    Then the Republicans voted to fully fund the government, but merely delay the implementation of Obamacare for one year. Obama refused to negotiate and Senate Democrats refused to pass it.

    Finally, the Republicans voted to fully fund the government, but added a requirement that everyone live under Obamacare. No more special waivers for Congress and their staff, and no waivers for big business without the same waivers for individuals.

    Obama refused to negotiate and Senate Democrats refused to pass it. So as you can see, Republicans are the big holdup here.

  • C

    Chas HolmanOct 9, 2013 at 12:30 am

    Only ONE party has the ability to open Government this minute if they WANT TO. And it isn’t the Democrats.

    I almost ENVY future history students reading and studying about the great GOP MANUFACTURED financial crisis of 2013. The one that tossed good Americans deeper into a dark financial hole they had just started climbing out after being so callously tossed into in the first place.

    Something about even the THREAT of an INTENTIONAL default that get’s this Americans blood boiling.

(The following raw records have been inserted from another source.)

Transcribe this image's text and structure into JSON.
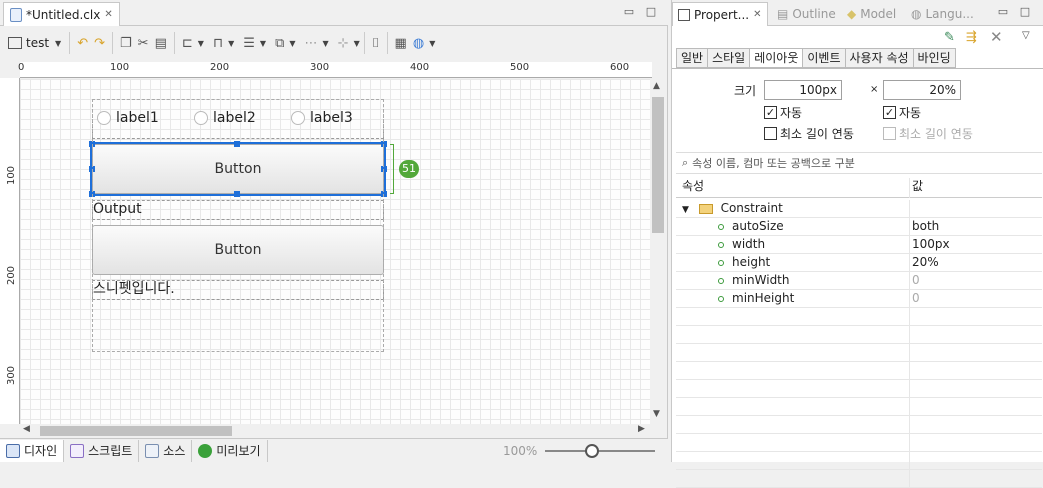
{
  "editor": {
    "tab_title": "*Untitled.clx",
    "combo_value": "test",
    "ruler_h": [
      "0",
      "100",
      "200",
      "300",
      "400",
      "500",
      "600"
    ],
    "ruler_v": [
      "100",
      "200",
      "300"
    ],
    "radios": [
      "label1",
      "label2",
      "label3"
    ],
    "button1_label": "Button",
    "badge_value": "51",
    "output_label": "Output",
    "button2_label": "Button",
    "snippet_label": "스니펫입니다.",
    "zoom": "100%",
    "bottom_tabs": [
      "디자인",
      "스크립트",
      "소스",
      "미리보기"
    ]
  },
  "props": {
    "tabs": [
      "Propert...",
      "Outline",
      "Model",
      "Langu..."
    ],
    "subtabs": [
      "일반",
      "스타일",
      "레이아웃",
      "이벤트",
      "사용자 속성",
      "바인딩"
    ],
    "size_label": "크기",
    "width_value": "100px",
    "times": "×",
    "height_value": "20%",
    "auto1": "자동",
    "auto2": "자동",
    "minlink1": "최소 길이 연동",
    "minlink2": "최소 길이 연동",
    "search_placeholder": "속성 이름, 컴마 또는 공백으로 구분",
    "col_prop": "속성",
    "col_value": "값",
    "group": "Constraint",
    "rows": [
      {
        "name": "autoSize",
        "value": "both"
      },
      {
        "name": "width",
        "value": "100px"
      },
      {
        "name": "height",
        "value": "20%"
      },
      {
        "name": "minWidth",
        "value": "0"
      },
      {
        "name": "minHeight",
        "value": "0"
      }
    ]
  },
  "colors": {
    "accent": "#1e6fd9",
    "badge": "#52a83a",
    "folder": "#e8b64c"
  }
}
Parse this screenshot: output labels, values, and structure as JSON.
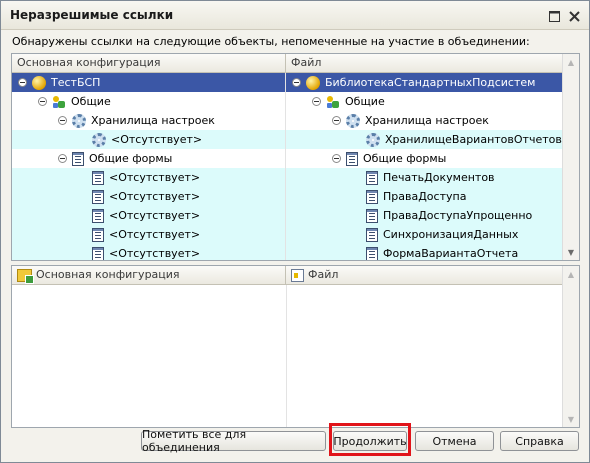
{
  "window": {
    "title": "Неразрешимые ссылки",
    "message": "Обнаружены ссылки на следующие  объекты, непомеченные на участие в объединении:"
  },
  "top_table": {
    "columns": [
      "Основная конфигурация",
      "Файл"
    ],
    "rows": [
      {
        "left": "ТестБСП",
        "right": "БиблиотекаСтандартныхПодсистем",
        "selected": true
      },
      {
        "left": "Общие",
        "right": "Общие"
      },
      {
        "left": "Хранилища настроек",
        "right": "Хранилища настроек"
      },
      {
        "left": "<Отсутствует>",
        "right": "ХранилищеВариантовОтчетов",
        "highlight": true
      },
      {
        "left": "Общие формы",
        "right": "Общие формы"
      },
      {
        "left": "<Отсутствует>",
        "right": "ПечатьДокументов",
        "highlight": true
      },
      {
        "left": "<Отсутствует>",
        "right": "ПраваДоступа",
        "highlight": true
      },
      {
        "left": "<Отсутствует>",
        "right": "ПраваДоступаУпрощенно",
        "highlight": true
      },
      {
        "left": "<Отсутствует>",
        "right": "СинхронизацияДанных",
        "highlight": true
      },
      {
        "left": "<Отсутствует>",
        "right": "ФормаВариантаОтчета",
        "highlight": true
      }
    ]
  },
  "bottom_table": {
    "columns": [
      "Основная конфигурация",
      "Файл"
    ]
  },
  "buttons": {
    "mark_all": "Пометить все для объединения",
    "continue": "Продолжить",
    "cancel": "Отмена",
    "help": "Справка"
  },
  "colors": {
    "selection": "#3b57a6",
    "highlight_row": "#dcfbfb",
    "callout": "#e1141a"
  }
}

    Some ‘patriots’ these Republicans turned out to be. They had no capacity to actually legislate once elected. Justr raise big money, work for special interests and campaign on the backs of the very people they are now willing to set out to pasture (glue factory) now to make their political points.